[Stored items]
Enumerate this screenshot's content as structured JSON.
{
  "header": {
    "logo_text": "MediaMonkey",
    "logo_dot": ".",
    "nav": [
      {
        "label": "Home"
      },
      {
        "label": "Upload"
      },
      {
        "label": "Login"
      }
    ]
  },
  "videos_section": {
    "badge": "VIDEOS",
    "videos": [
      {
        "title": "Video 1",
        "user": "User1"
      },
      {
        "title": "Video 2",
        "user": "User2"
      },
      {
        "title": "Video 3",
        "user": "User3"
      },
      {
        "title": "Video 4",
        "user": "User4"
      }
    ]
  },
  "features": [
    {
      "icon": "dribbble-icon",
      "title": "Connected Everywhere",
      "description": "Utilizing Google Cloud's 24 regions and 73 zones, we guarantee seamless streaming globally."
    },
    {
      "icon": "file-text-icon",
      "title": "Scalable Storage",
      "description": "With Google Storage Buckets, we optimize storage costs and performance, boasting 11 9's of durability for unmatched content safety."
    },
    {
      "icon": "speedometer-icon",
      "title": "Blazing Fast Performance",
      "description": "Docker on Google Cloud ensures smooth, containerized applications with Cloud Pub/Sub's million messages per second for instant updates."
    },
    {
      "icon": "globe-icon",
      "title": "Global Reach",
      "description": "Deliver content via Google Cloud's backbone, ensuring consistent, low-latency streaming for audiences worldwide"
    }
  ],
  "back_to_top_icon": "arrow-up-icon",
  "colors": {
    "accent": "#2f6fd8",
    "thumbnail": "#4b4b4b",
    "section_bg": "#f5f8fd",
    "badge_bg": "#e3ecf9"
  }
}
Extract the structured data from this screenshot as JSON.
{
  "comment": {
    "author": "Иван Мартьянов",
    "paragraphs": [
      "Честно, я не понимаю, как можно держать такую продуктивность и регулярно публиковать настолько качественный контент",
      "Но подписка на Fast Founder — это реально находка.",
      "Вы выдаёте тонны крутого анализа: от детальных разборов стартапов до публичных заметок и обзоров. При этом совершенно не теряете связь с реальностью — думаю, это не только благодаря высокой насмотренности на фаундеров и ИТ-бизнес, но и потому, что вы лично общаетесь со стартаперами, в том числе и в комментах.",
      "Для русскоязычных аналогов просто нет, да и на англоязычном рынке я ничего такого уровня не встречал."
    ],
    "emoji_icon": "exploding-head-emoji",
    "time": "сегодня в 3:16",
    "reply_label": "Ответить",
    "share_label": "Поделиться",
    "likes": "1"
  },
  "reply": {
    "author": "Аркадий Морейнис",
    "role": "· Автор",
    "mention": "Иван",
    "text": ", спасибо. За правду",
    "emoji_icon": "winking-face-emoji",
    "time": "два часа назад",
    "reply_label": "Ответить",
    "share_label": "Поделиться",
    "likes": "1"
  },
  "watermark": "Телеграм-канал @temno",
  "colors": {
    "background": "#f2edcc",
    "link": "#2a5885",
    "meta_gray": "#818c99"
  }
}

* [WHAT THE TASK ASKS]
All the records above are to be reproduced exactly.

* [ANSWER TO THE PROBLEM]
Enumerate this screenshot's content as structured JSON.
{
  "header": {
    "logo_text": "MediaMonkey",
    "logo_dot": ".",
    "nav": [
      {
        "label": "Home"
      },
      {
        "label": "Upload"
      },
      {
        "label": "Login"
      }
    ]
  },
  "videos_section": {
    "badge": "VIDEOS",
    "videos": [
      {
        "title": "Video 1",
        "user": "User1"
      },
      {
        "title": "Video 2",
        "user": "User2"
      },
      {
        "title": "Video 3",
        "user": "User3"
      },
      {
        "title": "Video 4",
        "user": "User4"
      }
    ]
  },
  "features": [
    {
      "icon": "dribbble-icon",
      "title": "Connected Everywhere",
      "description": "Utilizing Google Cloud's 24 regions and 73 zones, we guarantee seamless streaming globally."
    },
    {
      "icon": "file-text-icon",
      "title": "Scalable Storage",
      "description": "With Google Storage Buckets, we optimize storage costs and performance, boasting 11 9's of durability for unmatched content safety."
    },
    {
      "icon": "speedometer-icon",
      "title": "Blazing Fast Performance",
      "description": "Docker on Google Cloud ensures smooth, containerized applications with Cloud Pub/Sub's million messages per second for instant updates."
    },
    {
      "icon": "globe-icon",
      "title": "Global Reach",
      "description": "Deliver content via Google Cloud's backbone, ensuring consistent, low-latency streaming for audiences worldwide"
    }
  ],
  "back_to_top_icon": "arrow-up-icon",
  "colors": {
    "accent": "#2f6fd8",
    "thumbnail": "#4b4b4b",
    "section_bg": "#f5f8fd",
    "badge_bg": "#e3ecf9"
  }
}
Extract the structured data from this screenshot as JSON.
{
  "comment": {
    "author": "Иван Мартьянов",
    "paragraphs": [
      "Честно, я не понимаю, как можно держать такую продуктивность и регулярно публиковать настолько качественный контент",
      "Но подписка на Fast Founder — это реально находка.",
      "Вы выдаёте тонны крутого анализа: от детальных разборов стартапов до публичных заметок и обзоров. При этом совершенно не теряете связь с реальностью — думаю, это не только благодаря высокой насмотренности на фаундеров и ИТ-бизнес, но и потому, что вы лично общаетесь со стартаперами, в том числе и в комментах.",
      "Для русскоязычных аналогов просто нет, да и на англоязычном рынке я ничего такого уровня не встречал."
    ],
    "emoji_icon": "exploding-head-emoji",
    "time": "сегодня в 3:16",
    "reply_label": "Ответить",
    "share_label": "Поделиться",
    "likes": "1"
  },
  "reply": {
    "author": "Аркадий Морейнис",
    "role": "· Автор",
    "mention": "Иван",
    "text": ", спасибо. За правду",
    "emoji_icon": "winking-face-emoji",
    "time": "два часа назад",
    "reply_label": "Ответить",
    "share_label": "Поделиться",
    "likes": "1"
  },
  "watermark": "Телеграм-канал @temno",
  "colors": {
    "background": "#f2edcc",
    "link": "#2a5885",
    "meta_gray": "#818c99"
  }
}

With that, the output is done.